UCL scientist wins Corday Morgan medal
20 June 2006
Professor Helen Fielding of UCL Chemistry has recently been awarded one of the Royal Society of Chemistry Corday Morgan Medals.
Professor Fielding and her research group have been employing ultrafast lasers and state-of-the-art optical techniques to investigate and control electronic and molecular dynamics in atoms and small molecules in the gas phase.
Electrons move on an attosecond timescale (1 as = 10-18 s or 1 billionths of a billionth of a second), so even with the latest, fastest, commercial lasers it is virtually impossible to 'freeze frame' them. One way to observe them is to slow them down. This can be achieved by employing short, femtosecond (1 fs = 10-15 s or 1 millionth of a billionth of a second) laser pulses to excite electrons to very large and highly excited states called Rydberg electron wave packets.

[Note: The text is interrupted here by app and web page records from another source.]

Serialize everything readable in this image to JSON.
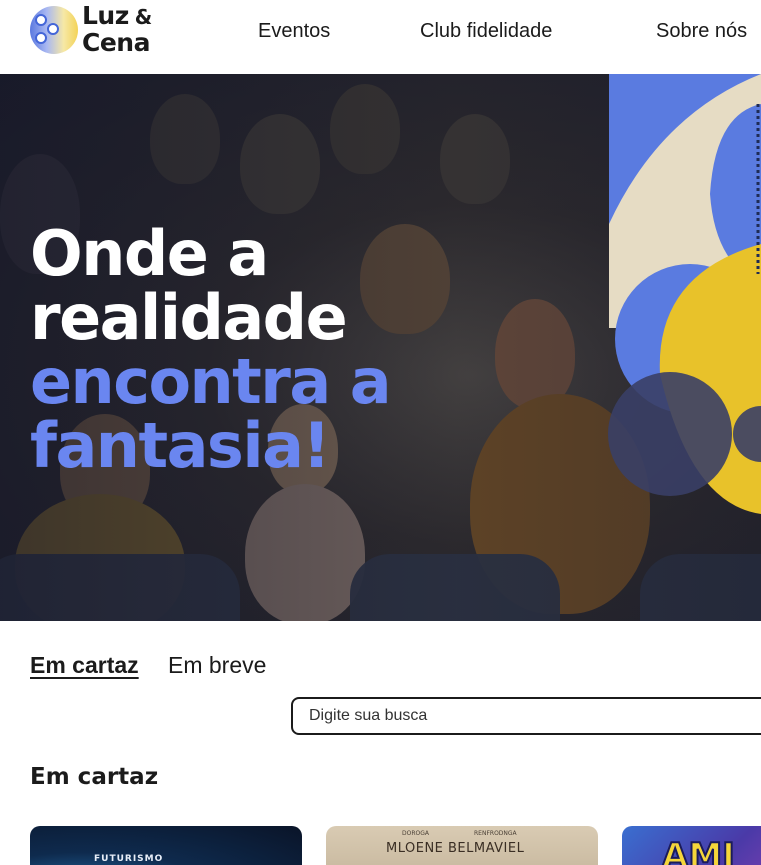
{
  "brand": {
    "line1": "Luz",
    "amp": "&",
    "line2": "Cena"
  },
  "nav": {
    "items": [
      "Eventos",
      "Club fidelidade",
      "Sobre nós"
    ]
  },
  "hero": {
    "line1": "Onde a",
    "line2": "realidade",
    "line3": "encontra a",
    "line4": "fantasia!",
    "colors": {
      "white_text": "#ffffff",
      "accent_text": "#6a86f0",
      "shape_blue": "#5a7be0",
      "shape_cream": "#e6dcc4",
      "shape_yellow": "#e8c22a"
    }
  },
  "tabs": {
    "items": [
      "Em cartaz",
      "Em breve"
    ],
    "active": "Em cartaz"
  },
  "search": {
    "placeholder": "Digite sua busca"
  },
  "section": {
    "title": "Em cartaz"
  },
  "posters": {
    "p1": {
      "text": "FUTURISMO"
    },
    "p2": {
      "small_left": "DOROGA",
      "small_right": "RENFRODNGA",
      "title": "MLOENE BELMAVIEL"
    },
    "p3": {
      "text": "AMI"
    }
  }
}
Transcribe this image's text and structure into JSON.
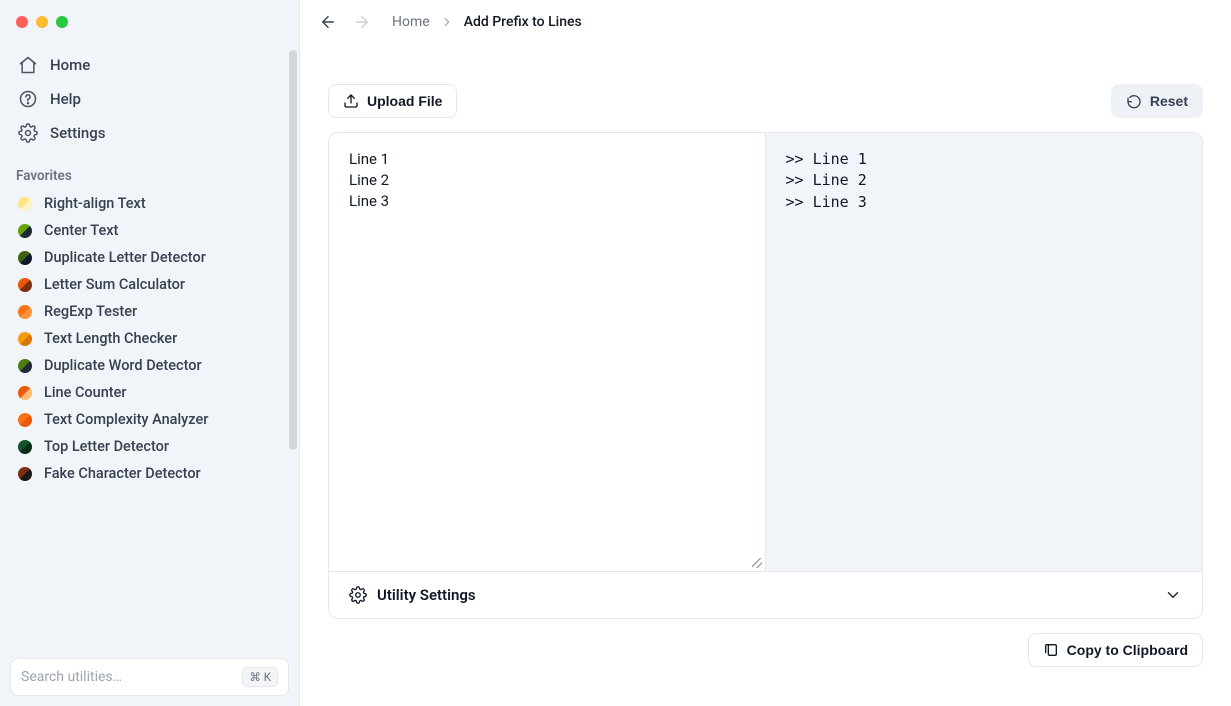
{
  "sidebar": {
    "nav": [
      {
        "label": "Home"
      },
      {
        "label": "Help"
      },
      {
        "label": "Settings"
      }
    ],
    "favorites_header": "Favorites",
    "favorites": [
      {
        "label": "Right-align Text",
        "color1": "#fde68a",
        "color2": "#fef3c7"
      },
      {
        "label": "Center Text",
        "color1": "#65a30d",
        "color2": "#1f2937"
      },
      {
        "label": "Duplicate Letter Detector",
        "color1": "#3f6212",
        "color2": "#111827"
      },
      {
        "label": "Letter Sum Calculator",
        "color1": "#ea580c",
        "color2": "#7c2d12"
      },
      {
        "label": "RegExp Tester",
        "color1": "#f97316",
        "color2": "#fb923c"
      },
      {
        "label": "Text Length Checker",
        "color1": "#f59e0b",
        "color2": "#d97706"
      },
      {
        "label": "Duplicate Word Detector",
        "color1": "#4d7c0f",
        "color2": "#1f2937"
      },
      {
        "label": "Line Counter",
        "color1": "#ea580c",
        "color2": "#fdba74"
      },
      {
        "label": "Text Complexity Analyzer",
        "color1": "#f97316",
        "color2": "#ea580c"
      },
      {
        "label": "Top Letter Detector",
        "color1": "#14532d",
        "color2": "#052e16"
      },
      {
        "label": "Fake Character Detector",
        "color1": "#7c2d12",
        "color2": "#1c1917"
      }
    ],
    "search_placeholder": "Search utilities…",
    "search_kbd": "⌘ K"
  },
  "breadcrumb": {
    "home": "Home",
    "current": "Add Prefix to Lines"
  },
  "toolbar": {
    "upload": "Upload File",
    "reset": "Reset"
  },
  "input_text": "Line 1\nLine 2\nLine 3",
  "output_text": ">> Line 1\n>> Line 2\n>> Line 3",
  "settings_label": "Utility Settings",
  "copy_label": "Copy to Clipboard"
}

In these unusual states, the electron behaves both like a classical particle and like a wave. To control the motion of the electron, one can take advantage of its wave-like characteristics, and the fact that light is a wave, to generate interference patterns. In the case of a molecule, when the electron comes close to the core, the motions of the electron and nuclei become coupled. This means that if scientists can control the electronic motion, it will also be possible to control the rotational and vibrational motions of the nuclei.
Recently, the group has also begun to control the vibrations and rearrangements of organic molecules in the gas-phase, which is a little like treating the laser light as a chemical reagent. The group is also part of a large UK collaboration to develop and use attosecond light sources, and UCL collaborations to investigate ultrafast chemical biology and ultrafast surface photochemistry.
Professor Fielding is the first woman recipient of the Corday Morgan Medal for over 25 years.
To find out more about Professor Fielding's work, use the link at the bottom of the article.
Image: Professor Fielding
- Professor Helen Fielding